Gap junction channels are protein tubes that directly connect the cytoplasm of adjacent cells, and are required for development and function of all human organs. We use cell biology and computational modeling approaches to understand how the structural configurations of gap junctions produces normal tissue function. We will process and analyze microscopy data produced through high-resolution imaging of cells engineered to express fluorescent protein-tagged gap junction components. We will use resulting high-dimensionality image data to discover new information about the arrangement and mobility of gap junction components. We will also use the results of our analysis to build a spatially realistic computational model of a gap junction connection to allow new hypotheses to be developed regarding the effects of structural changes that occur to gap junctions as a result of disease-relevant mutations. We will test and model the form of gap junction that occurs in the brain. Gap junctions are a major type of connection between brain cells and major changes to connectivity by gap junctions are observed in every major neurological disease- including multiple sclerosis, Alzheimer’s and Major Depressive Disorder. The results of our research are expected to produce incremental but important contributions to our understanding of how the brain functions in health and disease. The ability to work independently to learn new computer programs and solve detailed technical challenges is essential for computational biology focused projects such as this one. Students should be capable of working with programs including Excel, Word, and Powerpoint. Students should also have some experience in coding. Minor experience in any coding language is good but Python or C# experience would be a major plus. Experience with 3D modeling programs such as Blender, Maya, 3DSMax, or Solidworks would be a huge plus as well.
Our lab is interested in the development and evolution of brains and skulls of archosaur reptiles (alligators, dinosaurs, birds), lizards, and snakes. Projects include constructing high-resolution 3-D models of brains and skulls of alligators and birds from micro-CT scan data, ecological drivers of hyper-diverse skull shapes of lizards and snakes, and statistical analysis of protein structures to identify rapidly-evolving regions. We are also developing an app that converts temporal ecological and evolutionary data into music.

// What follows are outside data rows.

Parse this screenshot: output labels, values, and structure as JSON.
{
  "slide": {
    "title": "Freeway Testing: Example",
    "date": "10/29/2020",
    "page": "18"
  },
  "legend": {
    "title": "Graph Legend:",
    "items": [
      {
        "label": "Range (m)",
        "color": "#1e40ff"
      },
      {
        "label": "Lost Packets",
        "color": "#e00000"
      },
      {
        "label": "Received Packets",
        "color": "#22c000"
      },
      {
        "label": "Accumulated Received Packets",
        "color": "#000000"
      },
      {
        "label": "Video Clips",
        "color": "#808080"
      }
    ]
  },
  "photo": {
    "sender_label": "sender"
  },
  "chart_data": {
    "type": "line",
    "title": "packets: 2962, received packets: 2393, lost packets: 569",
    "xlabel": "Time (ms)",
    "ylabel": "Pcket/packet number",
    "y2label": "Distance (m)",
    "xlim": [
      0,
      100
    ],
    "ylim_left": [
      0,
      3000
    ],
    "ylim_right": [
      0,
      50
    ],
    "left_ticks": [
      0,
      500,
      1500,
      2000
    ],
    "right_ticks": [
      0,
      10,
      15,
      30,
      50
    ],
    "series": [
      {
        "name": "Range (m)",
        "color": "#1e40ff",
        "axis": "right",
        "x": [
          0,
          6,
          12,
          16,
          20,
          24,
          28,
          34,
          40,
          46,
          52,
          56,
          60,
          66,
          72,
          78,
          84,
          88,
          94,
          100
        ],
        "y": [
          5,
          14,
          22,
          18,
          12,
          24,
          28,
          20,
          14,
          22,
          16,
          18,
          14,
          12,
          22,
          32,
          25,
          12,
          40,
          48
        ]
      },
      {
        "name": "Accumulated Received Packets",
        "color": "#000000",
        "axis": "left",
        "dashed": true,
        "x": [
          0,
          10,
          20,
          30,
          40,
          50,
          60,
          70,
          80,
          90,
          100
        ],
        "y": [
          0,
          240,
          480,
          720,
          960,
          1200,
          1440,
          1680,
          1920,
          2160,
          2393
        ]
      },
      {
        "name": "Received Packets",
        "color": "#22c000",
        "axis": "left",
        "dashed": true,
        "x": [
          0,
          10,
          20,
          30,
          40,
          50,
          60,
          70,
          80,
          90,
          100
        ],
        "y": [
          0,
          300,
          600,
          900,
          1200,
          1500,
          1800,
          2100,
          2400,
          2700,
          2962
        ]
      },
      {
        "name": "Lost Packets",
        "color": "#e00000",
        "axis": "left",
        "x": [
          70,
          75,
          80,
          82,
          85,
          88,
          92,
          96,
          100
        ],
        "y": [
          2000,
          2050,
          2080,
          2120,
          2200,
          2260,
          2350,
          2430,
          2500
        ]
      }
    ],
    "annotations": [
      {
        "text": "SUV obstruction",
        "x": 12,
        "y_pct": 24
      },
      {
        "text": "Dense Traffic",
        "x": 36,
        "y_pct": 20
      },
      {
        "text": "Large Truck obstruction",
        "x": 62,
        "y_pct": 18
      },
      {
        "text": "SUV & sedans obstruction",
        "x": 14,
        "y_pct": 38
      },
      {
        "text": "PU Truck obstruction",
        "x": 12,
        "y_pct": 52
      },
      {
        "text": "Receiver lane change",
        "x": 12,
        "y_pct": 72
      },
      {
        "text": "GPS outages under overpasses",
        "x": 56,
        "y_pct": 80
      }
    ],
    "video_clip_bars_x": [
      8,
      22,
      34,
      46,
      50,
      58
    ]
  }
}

Knowledge of the genetic, molecular and cellular mechanisms of normal brain development is pivotal in understanding childhood brain tumors. Our lab is interested in signaling pathways and transcriptional regulation in brain development and pediatric brain tumors. Our research focuses on the interaction between rhombic lip and roof plate and its implication in tumors that arise from these tissue origins. We use cellular and genetic approaches to develop accurate pre-clinical models to understand mechanisms of tumorigenesis, develop innovative diagnostic strategies, and discover novel therapeutic targets for developing safer and more effective therapies.
- Grade of B or higher in General Biology I & II and General Chemistry I & II
- Demonstrated interest and dedication to research
- Preferred majors include life sciences, biotechnology, physical therapy, physician assistant studies, occupational therapy, and nursing
Navin Pokala, Ph.D.
Department of Life Sciences
Kurt Amsler, Ph.D.
Professor and Associate Dean for Research
Department of Biomedical Sciences